> _TASK OBJECTIVE_:
Go through the data below. List every line that holds the word "AVAILABLE".

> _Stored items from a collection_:
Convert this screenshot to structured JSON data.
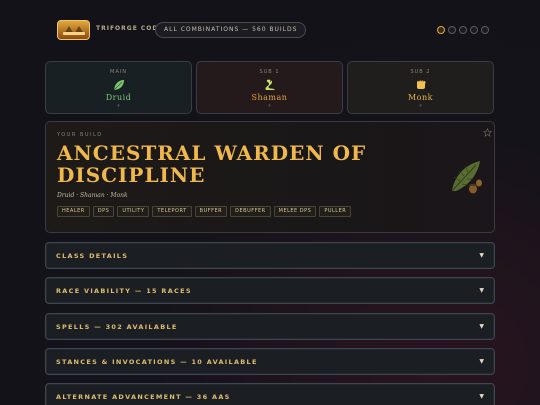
{
  "header": {
    "logo_icon": "triforce-logo-icon",
    "brand": "TRIFORGE CODEX",
    "all_combinations": "ALL COMBINATIONS — 560 BUILDS",
    "dots": [
      true,
      false,
      false,
      false,
      false
    ]
  },
  "slots": [
    {
      "kicker": "MAIN",
      "name": "Druid",
      "icon": "leaf-icon",
      "color": "#7cc970"
    },
    {
      "kicker": "SUB 1",
      "name": "Shaman",
      "icon": "serpent-icon",
      "color": "#e4a23a"
    },
    {
      "kicker": "SUB 2",
      "name": "Monk",
      "icon": "fist-icon",
      "color": "#e3b548"
    }
  ],
  "build": {
    "kicker": "YOUR BUILD",
    "title": "Ancestral Warden of Discipline",
    "combo": "Druid · Shaman · Monk",
    "tags": [
      "HEALER",
      "DPS",
      "UTILITY",
      "TELEPORT",
      "BUFFER",
      "DEBUFFER",
      "MELEE DPS",
      "PULLER"
    ],
    "favorite_icon": "star-icon",
    "emblem_icon": "oak-leaf-icon"
  },
  "sections": [
    {
      "label": "CLASS DETAILS"
    },
    {
      "label": "RACE VIABILITY — 15 RACES"
    },
    {
      "label": "SPELLS — 302 AVAILABLE"
    },
    {
      "label": "STANCES & INVOCATIONS — 10 AVAILABLE"
    },
    {
      "label": "ALTERNATE ADVANCEMENT — 36 AAS"
    }
  ],
  "colors": {
    "accent": "#f0b84a",
    "druid": "#7cc970",
    "shaman": "#e4a23a",
    "monk": "#e3b548"
  }
}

> _YOUR RESPONSE_:
      "label": "SPELLS — 302 AVAILABLE"
      "label": "STANCES & INVOCATIONS — 10 AVAILABLE"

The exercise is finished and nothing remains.